• HOW TO COMPLETE THIS TASK: Write every record out again exactly as given.

Dataset rows for apps and sites
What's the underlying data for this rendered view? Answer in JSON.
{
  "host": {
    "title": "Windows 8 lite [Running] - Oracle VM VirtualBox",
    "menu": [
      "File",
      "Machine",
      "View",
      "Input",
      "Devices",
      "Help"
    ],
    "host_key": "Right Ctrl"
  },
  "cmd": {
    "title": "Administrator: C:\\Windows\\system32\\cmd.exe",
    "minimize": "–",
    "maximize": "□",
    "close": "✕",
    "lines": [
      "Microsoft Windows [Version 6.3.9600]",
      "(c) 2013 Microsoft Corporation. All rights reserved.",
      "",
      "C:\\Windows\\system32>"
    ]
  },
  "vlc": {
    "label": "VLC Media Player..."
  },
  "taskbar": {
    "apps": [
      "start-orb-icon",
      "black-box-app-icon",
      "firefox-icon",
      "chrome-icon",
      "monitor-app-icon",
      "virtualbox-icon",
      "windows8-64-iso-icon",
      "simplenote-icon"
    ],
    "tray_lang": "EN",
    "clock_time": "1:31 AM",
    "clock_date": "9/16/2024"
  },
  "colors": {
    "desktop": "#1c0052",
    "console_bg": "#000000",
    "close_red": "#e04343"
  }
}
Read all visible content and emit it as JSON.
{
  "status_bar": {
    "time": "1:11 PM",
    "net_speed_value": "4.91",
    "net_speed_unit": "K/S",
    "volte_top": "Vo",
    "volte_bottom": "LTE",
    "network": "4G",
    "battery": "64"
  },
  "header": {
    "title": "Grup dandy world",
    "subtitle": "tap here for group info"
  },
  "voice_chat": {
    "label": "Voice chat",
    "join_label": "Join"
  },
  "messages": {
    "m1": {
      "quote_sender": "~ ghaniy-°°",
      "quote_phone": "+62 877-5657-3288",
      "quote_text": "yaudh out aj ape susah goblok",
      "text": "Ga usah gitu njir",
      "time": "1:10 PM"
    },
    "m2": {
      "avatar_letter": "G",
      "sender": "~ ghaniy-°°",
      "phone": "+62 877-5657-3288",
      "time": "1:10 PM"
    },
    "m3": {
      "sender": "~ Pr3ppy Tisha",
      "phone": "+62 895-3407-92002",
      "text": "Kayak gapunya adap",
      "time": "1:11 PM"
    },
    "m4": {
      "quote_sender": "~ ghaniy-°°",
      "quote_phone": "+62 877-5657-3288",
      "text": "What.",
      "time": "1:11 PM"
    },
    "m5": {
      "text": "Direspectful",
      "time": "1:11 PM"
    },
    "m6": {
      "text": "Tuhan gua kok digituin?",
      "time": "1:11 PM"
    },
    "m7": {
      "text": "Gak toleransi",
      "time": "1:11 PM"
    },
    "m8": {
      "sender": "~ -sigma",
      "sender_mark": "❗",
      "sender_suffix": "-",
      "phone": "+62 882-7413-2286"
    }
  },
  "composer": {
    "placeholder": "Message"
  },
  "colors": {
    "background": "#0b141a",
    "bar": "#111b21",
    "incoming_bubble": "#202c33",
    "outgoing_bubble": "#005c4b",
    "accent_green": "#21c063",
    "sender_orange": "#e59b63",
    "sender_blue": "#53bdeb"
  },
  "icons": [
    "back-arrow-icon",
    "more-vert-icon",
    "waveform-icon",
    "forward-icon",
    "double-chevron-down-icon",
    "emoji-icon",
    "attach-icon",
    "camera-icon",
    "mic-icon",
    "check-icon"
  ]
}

• WRITTEN SOLUTION:
What's the underlying data for this rendered view? Answer in JSON.
{
  "host": {
    "title": "Windows 8 lite [Running] - Oracle VM VirtualBox",
    "menu": [
      "File",
      "Machine",
      "View",
      "Input",
      "Devices",
      "Help"
    ],
    "host_key": "Right Ctrl"
  },
  "cmd": {
    "title": "Administrator: C:\\Windows\\system32\\cmd.exe",
    "minimize": "–",
    "maximize": "□",
    "close": "✕",
    "lines": [
      "Microsoft Windows [Version 6.3.9600]",
      "(c) 2013 Microsoft Corporation. All rights reserved.",
      "",
      "C:\\Windows\\system32>"
    ]
  },
  "vlc": {
    "label": "VLC Media Player..."
  },
  "taskbar": {
    "apps": [
      "start-orb-icon",
      "black-box-app-icon",
      "firefox-icon",
      "chrome-icon",
      "monitor-app-icon",
      "virtualbox-icon",
      "windows8-64-iso-icon",
      "simplenote-icon"
    ],
    "tray_lang": "EN",
    "clock_time": "1:31 AM",
    "clock_date": "9/16/2024"
  },
  "colors": {
    "desktop": "#1c0052",
    "console_bg": "#000000",
    "close_red": "#e04343"
  }
}
Read all visible content and emit it as JSON.
{
  "status_bar": {
    "time": "1:11 PM",
    "net_speed_value": "4.91",
    "net_speed_unit": "K/S",
    "volte_top": "Vo",
    "volte_bottom": "LTE",
    "network": "4G",
    "battery": "64"
  },
  "header": {
    "title": "Grup dandy world",
    "subtitle": "tap here for group info"
  },
  "voice_chat": {
    "label": "Voice chat",
    "join_label": "Join"
  },
  "messages": {
    "m1": {
      "quote_sender": "~ ghaniy-°°",
      "quote_phone": "+62 877-5657-3288",
      "quote_text": "yaudh out aj ape susah goblok",
      "text": "Ga usah gitu njir",
      "time": "1:10 PM"
    },
    "m2": {
      "avatar_letter": "G",
      "sender": "~ ghaniy-°°",
      "phone": "+62 877-5657-3288",
      "time": "1:10 PM"
    },
    "m3": {
      "sender": "~ Pr3ppy Tisha",
      "phone": "+62 895-3407-92002",
      "text": "Kayak gapunya adap",
      "time": "1:11 PM"
    },
    "m4": {
      "quote_sender": "~ ghaniy-°°",
      "quote_phone": "+62 877-5657-3288",
      "text": "What.",
      "time": "1:11 PM"
    },
    "m5": {
      "text": "Direspectful",
      "time": "1:11 PM"
    },
    "m6": {
      "text": "Tuhan gua kok digituin?",
      "time": "1:11 PM"
    },
    "m7": {
      "text": "Gak toleransi",
      "time": "1:11 PM"
    },
    "m8": {
      "sender": "~ -sigma",
      "sender_mark": "❗",
      "sender_suffix": "-",
      "phone": "+62 882-7413-2286"
    }
  },
  "composer": {
    "placeholder": "Message"
  },
  "colors": {
    "background": "#0b141a",
    "bar": "#111b21",
    "incoming_bubble": "#202c33",
    "outgoing_bubble": "#005c4b",
    "accent_green": "#21c063",
    "sender_orange": "#e59b63",
    "sender_blue": "#53bdeb"
  },
  "icons": [
    "back-arrow-icon",
    "more-vert-icon",
    "waveform-icon",
    "forward-icon",
    "double-chevron-down-icon",
    "emoji-icon",
    "attach-icon",
    "camera-icon",
    "mic-icon",
    "check-icon"
  ]
}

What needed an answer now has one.